Interface dataset entries
******************************
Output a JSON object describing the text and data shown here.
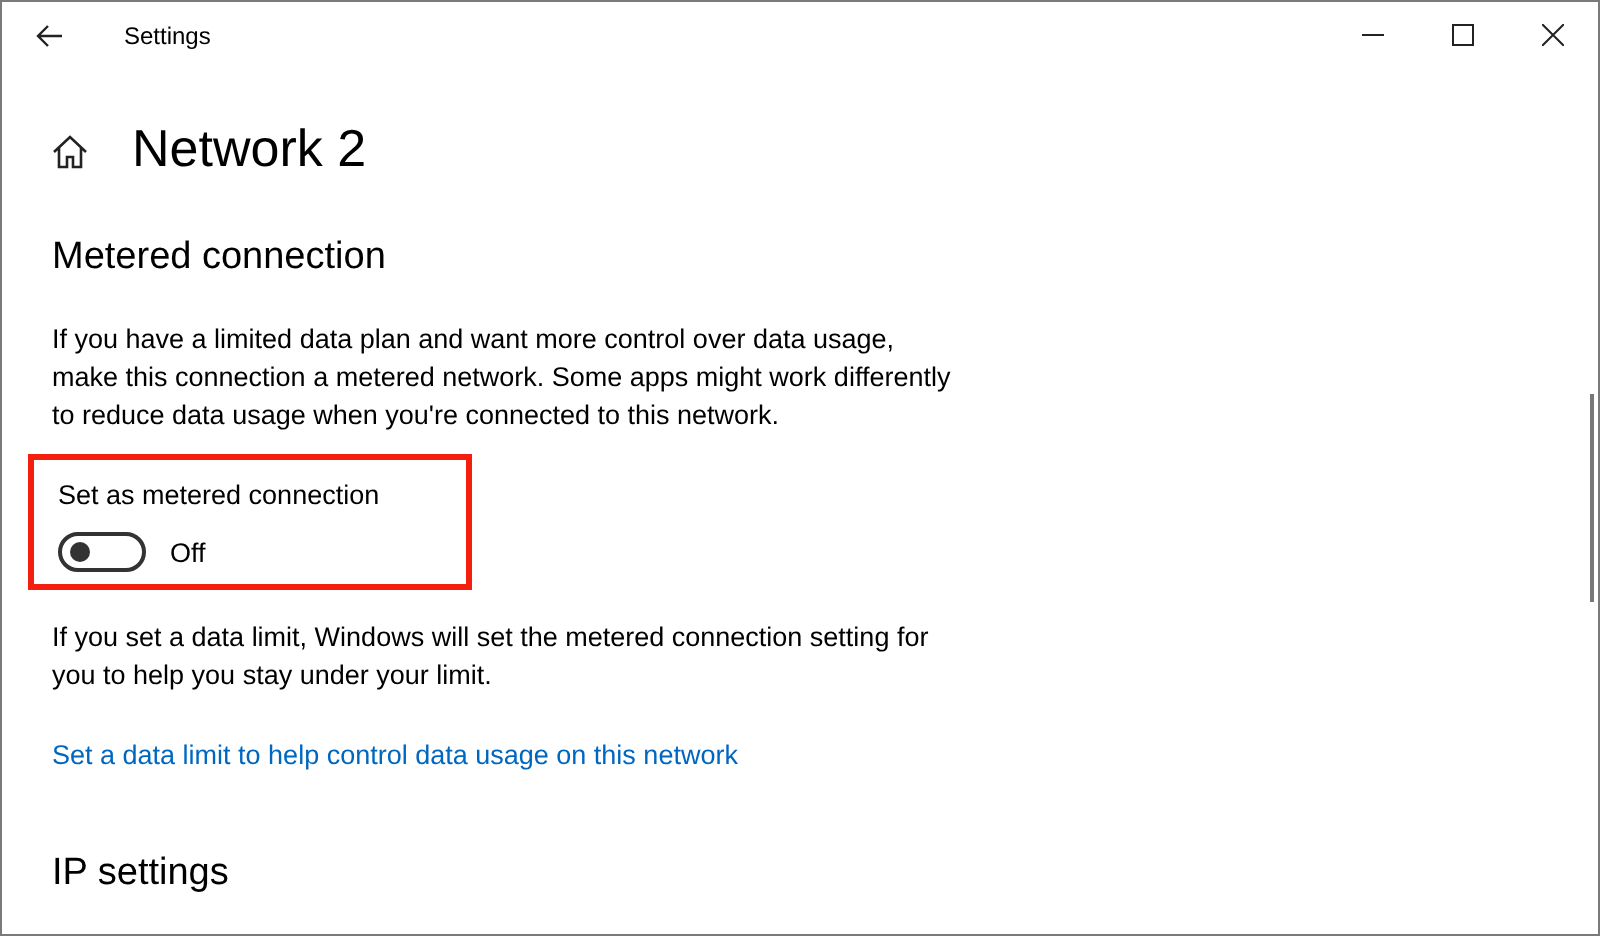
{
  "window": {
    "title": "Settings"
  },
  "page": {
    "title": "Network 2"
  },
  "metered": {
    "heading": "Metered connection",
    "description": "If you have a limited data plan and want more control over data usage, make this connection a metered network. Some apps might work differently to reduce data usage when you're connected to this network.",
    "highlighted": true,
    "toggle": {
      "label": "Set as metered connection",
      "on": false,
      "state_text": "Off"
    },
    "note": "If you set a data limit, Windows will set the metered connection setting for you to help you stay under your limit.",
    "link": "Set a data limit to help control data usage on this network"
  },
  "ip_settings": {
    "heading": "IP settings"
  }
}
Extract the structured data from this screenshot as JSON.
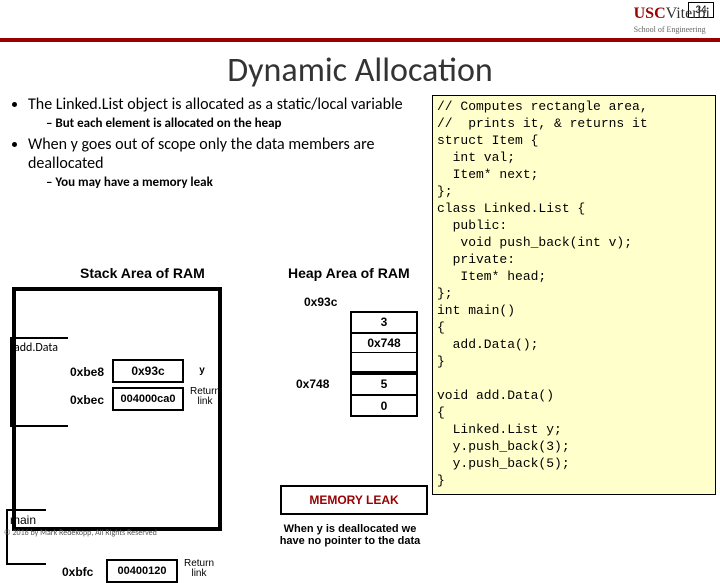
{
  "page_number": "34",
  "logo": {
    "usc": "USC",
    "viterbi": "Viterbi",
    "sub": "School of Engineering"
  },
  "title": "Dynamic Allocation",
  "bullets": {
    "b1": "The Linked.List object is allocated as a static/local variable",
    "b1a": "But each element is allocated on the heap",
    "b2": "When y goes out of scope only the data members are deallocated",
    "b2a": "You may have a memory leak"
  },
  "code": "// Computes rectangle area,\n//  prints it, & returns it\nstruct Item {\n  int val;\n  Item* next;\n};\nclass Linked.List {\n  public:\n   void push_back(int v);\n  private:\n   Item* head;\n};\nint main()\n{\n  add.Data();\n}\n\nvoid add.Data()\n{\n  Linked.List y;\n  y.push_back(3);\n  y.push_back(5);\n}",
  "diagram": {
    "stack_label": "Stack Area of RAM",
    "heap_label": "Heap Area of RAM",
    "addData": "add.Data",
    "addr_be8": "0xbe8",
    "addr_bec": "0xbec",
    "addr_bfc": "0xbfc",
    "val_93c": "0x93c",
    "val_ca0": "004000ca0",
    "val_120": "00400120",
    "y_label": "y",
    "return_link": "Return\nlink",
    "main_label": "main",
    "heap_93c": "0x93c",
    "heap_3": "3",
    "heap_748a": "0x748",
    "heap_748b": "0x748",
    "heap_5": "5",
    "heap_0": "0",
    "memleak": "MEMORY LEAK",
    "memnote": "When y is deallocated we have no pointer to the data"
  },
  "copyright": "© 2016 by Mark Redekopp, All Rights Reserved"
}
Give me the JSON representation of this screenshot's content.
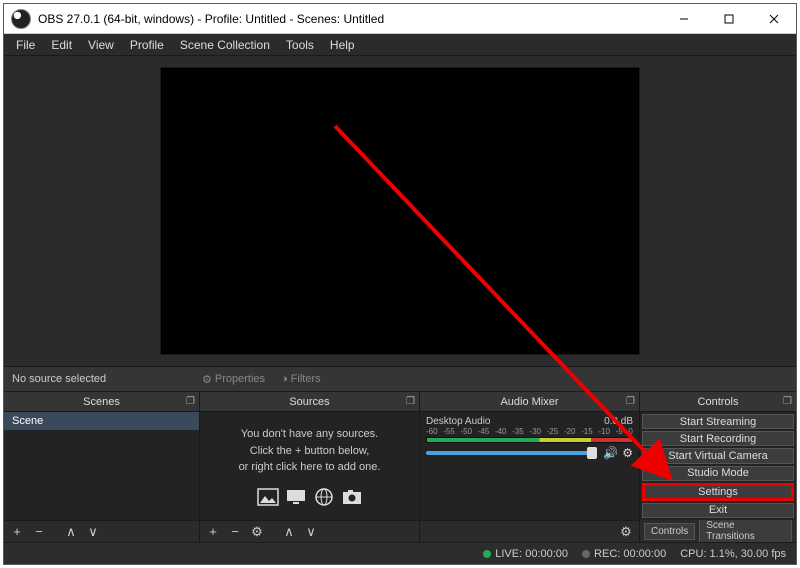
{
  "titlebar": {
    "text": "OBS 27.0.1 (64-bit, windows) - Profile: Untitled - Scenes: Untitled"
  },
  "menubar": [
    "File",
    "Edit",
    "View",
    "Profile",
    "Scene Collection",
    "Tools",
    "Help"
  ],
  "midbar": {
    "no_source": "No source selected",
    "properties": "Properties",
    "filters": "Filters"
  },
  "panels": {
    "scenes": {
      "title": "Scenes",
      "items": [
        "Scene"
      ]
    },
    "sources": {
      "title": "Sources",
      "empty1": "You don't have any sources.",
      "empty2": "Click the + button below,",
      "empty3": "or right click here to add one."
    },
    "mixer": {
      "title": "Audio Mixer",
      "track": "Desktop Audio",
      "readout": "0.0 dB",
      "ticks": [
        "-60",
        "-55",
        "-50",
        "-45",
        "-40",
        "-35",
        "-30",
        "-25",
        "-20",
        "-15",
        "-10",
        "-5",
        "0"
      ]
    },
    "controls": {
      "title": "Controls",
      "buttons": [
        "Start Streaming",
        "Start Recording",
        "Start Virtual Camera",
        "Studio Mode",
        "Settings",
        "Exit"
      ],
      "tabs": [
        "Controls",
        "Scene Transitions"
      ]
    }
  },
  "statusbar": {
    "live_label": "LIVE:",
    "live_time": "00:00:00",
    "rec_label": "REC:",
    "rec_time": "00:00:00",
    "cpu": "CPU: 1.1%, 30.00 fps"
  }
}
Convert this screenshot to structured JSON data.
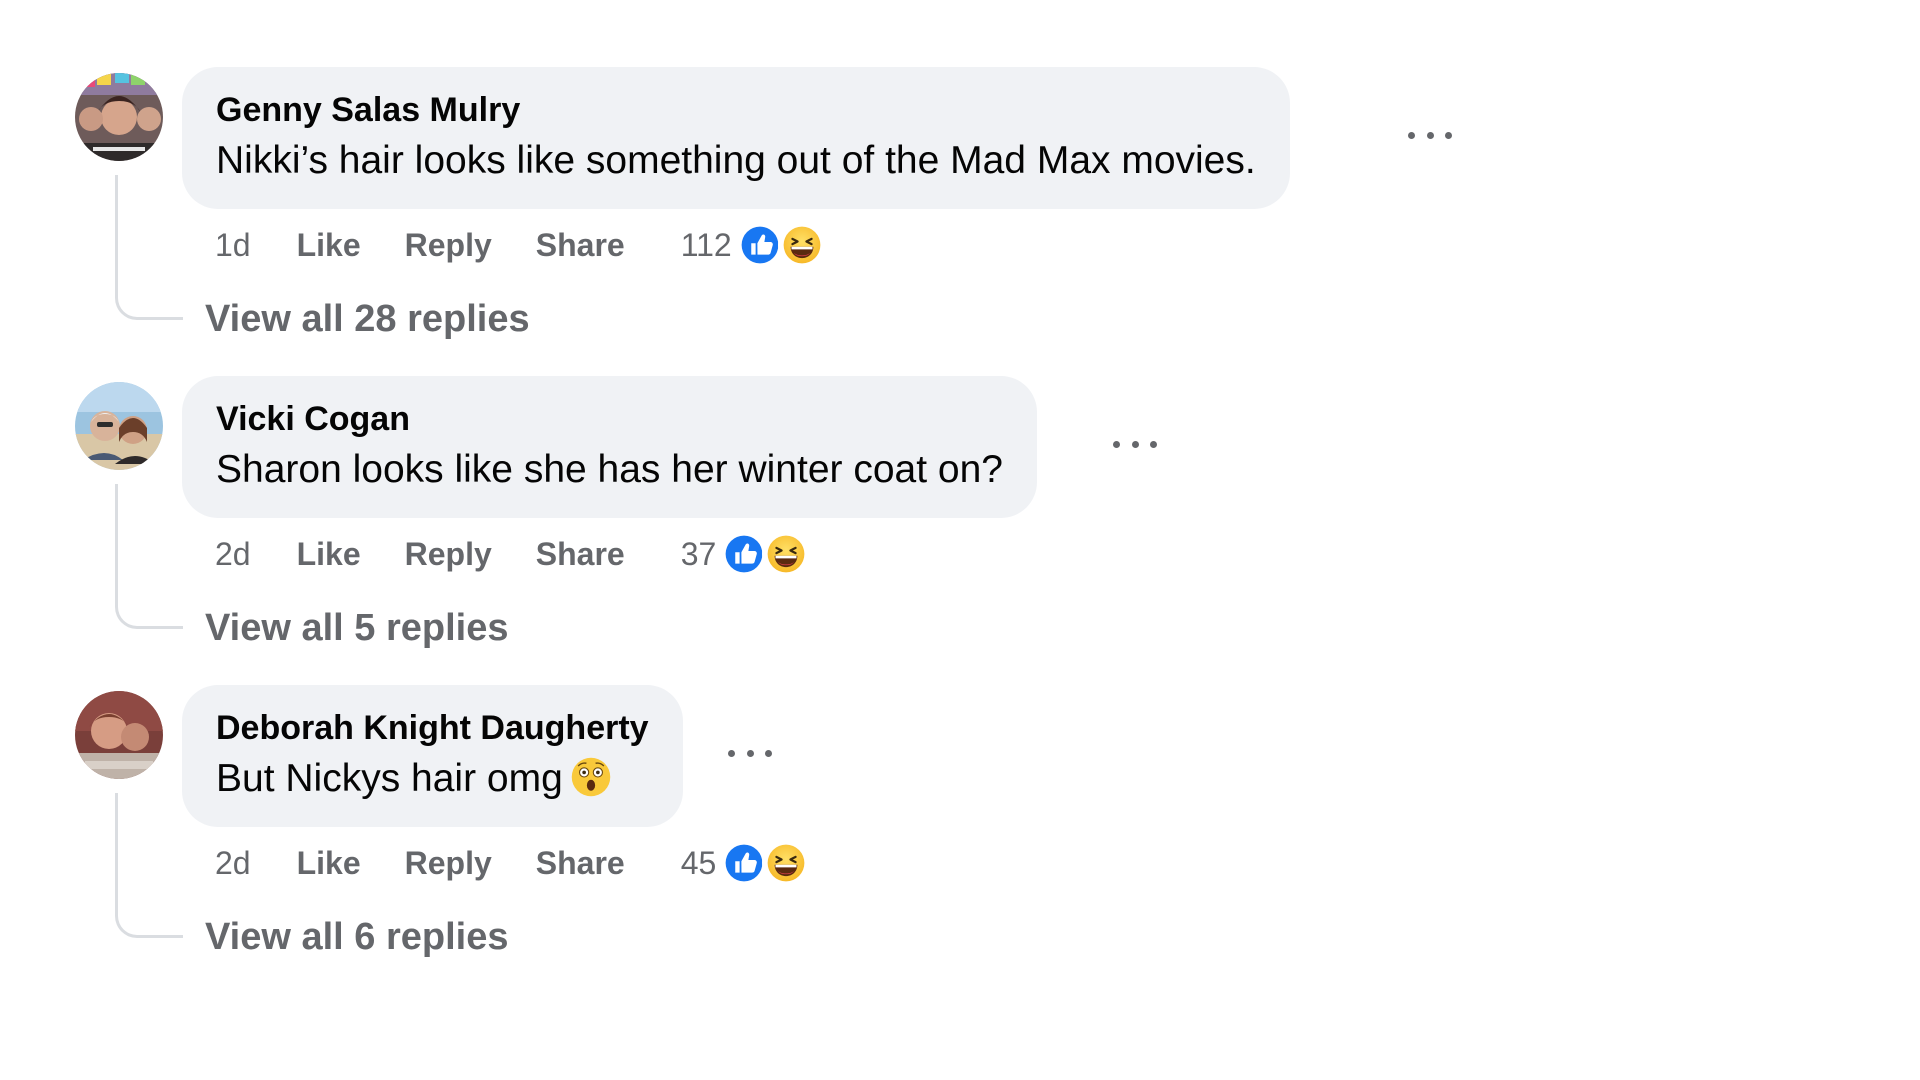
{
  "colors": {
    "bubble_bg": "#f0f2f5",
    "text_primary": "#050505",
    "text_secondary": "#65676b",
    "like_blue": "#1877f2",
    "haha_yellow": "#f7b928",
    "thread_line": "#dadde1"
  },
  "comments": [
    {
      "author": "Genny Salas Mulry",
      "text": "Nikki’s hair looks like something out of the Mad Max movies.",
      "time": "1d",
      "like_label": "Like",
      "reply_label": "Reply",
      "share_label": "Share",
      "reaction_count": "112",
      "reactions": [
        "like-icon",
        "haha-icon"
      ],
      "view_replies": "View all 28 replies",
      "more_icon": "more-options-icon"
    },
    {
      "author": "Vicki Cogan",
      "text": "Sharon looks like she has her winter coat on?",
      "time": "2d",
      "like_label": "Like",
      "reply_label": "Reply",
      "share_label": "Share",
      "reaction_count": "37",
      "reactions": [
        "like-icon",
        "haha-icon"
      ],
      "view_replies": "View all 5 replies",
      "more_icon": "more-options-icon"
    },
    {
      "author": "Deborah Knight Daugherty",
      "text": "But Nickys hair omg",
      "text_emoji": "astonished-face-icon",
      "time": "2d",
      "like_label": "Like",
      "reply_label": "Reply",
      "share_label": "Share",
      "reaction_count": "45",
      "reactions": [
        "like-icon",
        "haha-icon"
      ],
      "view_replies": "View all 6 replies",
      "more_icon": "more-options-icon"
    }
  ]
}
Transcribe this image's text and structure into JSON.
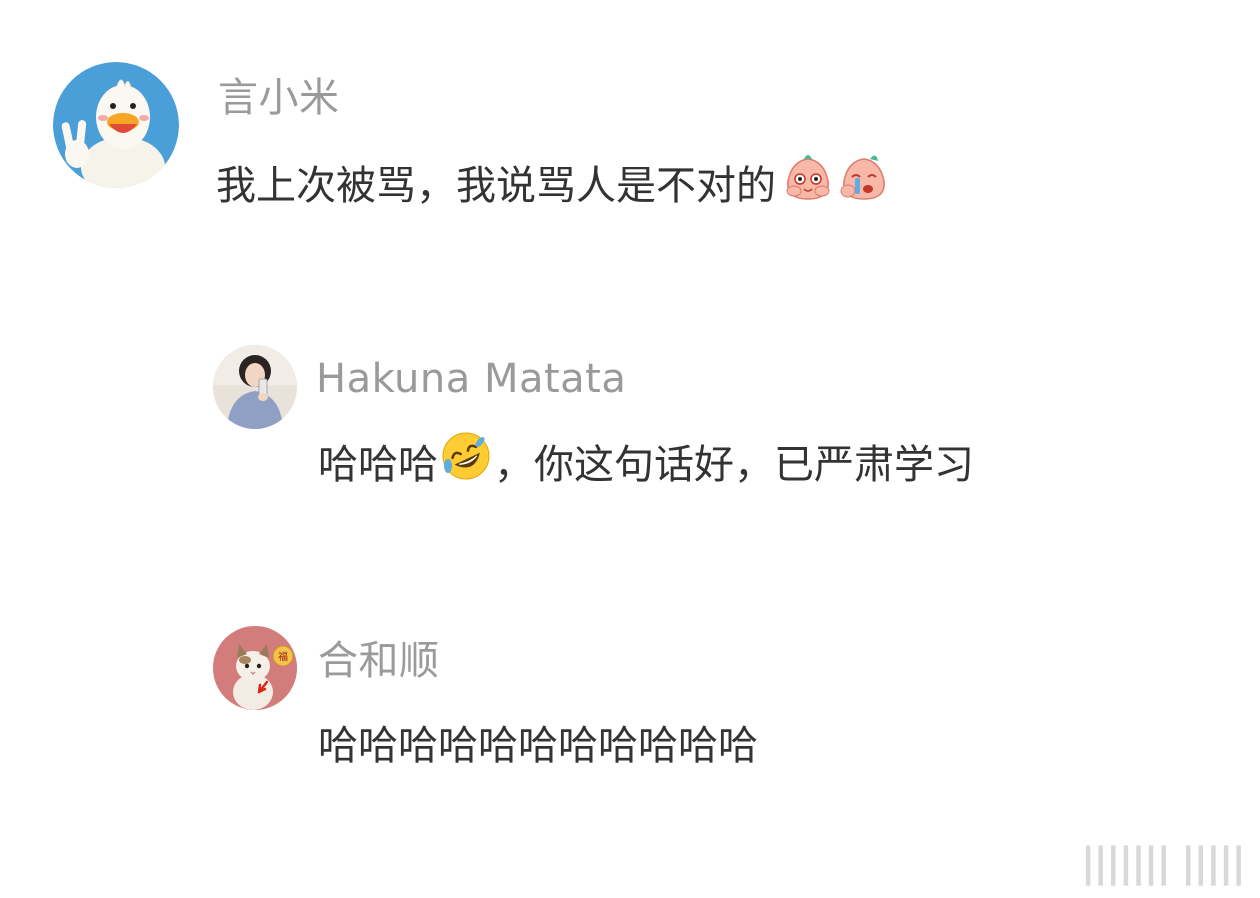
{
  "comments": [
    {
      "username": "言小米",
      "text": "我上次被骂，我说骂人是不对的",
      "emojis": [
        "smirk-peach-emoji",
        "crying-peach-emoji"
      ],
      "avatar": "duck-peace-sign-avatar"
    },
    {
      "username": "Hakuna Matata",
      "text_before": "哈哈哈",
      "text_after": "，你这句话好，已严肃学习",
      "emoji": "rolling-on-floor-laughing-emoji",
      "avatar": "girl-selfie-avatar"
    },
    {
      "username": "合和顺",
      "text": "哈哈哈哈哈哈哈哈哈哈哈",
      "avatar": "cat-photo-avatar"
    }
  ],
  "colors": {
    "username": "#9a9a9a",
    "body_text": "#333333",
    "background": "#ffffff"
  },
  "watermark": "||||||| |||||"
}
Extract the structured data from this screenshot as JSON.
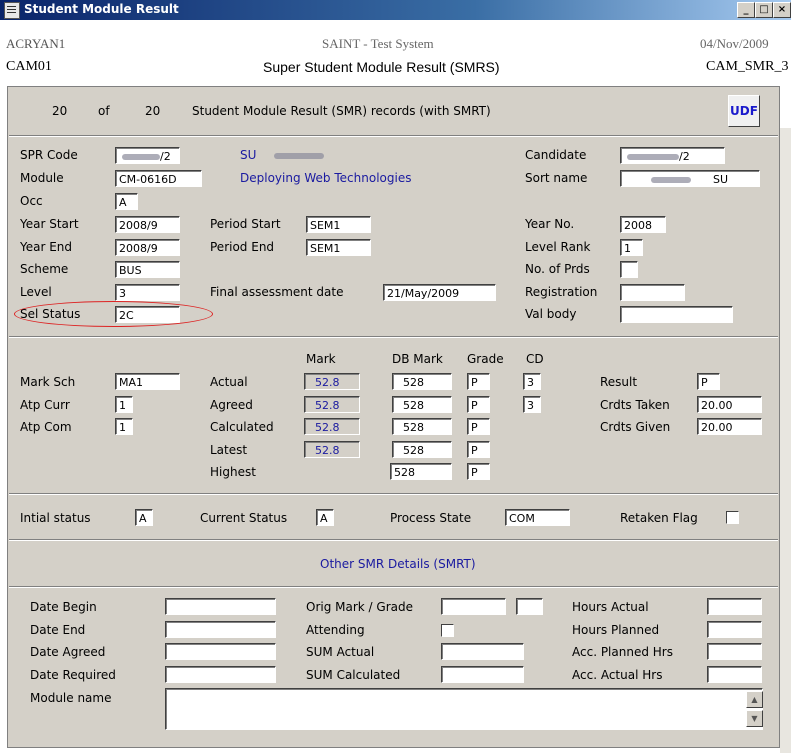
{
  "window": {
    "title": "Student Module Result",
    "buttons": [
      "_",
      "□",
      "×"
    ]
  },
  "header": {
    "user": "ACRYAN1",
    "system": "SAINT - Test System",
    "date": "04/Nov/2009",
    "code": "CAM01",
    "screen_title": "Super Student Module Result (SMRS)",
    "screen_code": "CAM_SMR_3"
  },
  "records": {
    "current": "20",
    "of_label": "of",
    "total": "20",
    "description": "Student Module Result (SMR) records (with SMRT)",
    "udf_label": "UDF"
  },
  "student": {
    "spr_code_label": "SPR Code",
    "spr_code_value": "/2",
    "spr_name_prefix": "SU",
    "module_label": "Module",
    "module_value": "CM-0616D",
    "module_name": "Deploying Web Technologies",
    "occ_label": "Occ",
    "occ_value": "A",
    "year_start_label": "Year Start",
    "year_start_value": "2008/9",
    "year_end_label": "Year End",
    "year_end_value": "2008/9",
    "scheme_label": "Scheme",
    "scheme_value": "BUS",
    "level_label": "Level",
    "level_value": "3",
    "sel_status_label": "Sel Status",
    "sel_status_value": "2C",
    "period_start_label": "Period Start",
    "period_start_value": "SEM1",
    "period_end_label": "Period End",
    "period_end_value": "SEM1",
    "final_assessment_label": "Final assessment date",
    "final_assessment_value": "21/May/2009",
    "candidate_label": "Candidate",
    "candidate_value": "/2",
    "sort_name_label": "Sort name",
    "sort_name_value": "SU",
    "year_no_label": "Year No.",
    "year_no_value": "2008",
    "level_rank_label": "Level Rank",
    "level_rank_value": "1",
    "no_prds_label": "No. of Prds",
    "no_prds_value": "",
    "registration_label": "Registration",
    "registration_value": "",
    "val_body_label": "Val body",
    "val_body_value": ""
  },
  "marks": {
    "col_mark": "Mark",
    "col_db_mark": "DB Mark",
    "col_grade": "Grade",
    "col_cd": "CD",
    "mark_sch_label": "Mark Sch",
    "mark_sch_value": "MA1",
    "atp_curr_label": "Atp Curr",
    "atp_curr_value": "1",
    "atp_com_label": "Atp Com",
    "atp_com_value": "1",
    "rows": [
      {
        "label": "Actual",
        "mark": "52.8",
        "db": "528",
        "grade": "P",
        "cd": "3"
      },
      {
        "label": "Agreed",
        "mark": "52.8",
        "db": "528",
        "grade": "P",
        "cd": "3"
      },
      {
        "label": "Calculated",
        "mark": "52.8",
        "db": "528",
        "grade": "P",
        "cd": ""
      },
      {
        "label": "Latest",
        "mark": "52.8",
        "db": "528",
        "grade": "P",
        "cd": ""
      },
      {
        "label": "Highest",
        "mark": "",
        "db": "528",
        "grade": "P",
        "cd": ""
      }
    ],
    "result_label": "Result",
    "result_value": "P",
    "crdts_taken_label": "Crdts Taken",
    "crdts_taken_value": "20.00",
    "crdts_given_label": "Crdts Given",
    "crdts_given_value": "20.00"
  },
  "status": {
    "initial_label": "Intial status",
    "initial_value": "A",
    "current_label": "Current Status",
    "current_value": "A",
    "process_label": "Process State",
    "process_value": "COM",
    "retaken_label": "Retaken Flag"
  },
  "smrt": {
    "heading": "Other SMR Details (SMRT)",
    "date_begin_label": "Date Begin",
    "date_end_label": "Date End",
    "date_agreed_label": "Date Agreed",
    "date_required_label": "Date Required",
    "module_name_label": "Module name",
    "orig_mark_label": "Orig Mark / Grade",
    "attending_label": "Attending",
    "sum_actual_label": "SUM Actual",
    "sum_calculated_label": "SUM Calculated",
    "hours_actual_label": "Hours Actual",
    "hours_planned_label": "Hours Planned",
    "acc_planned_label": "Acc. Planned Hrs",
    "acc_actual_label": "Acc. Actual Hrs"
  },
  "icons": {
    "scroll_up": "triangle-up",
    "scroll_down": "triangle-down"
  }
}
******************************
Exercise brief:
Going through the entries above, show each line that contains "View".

Your response:
    "View",
      "view_replies": "View all 28 replies",
      "view_replies": "View all 5 replies",
      "view_replies": "View all 6 replies",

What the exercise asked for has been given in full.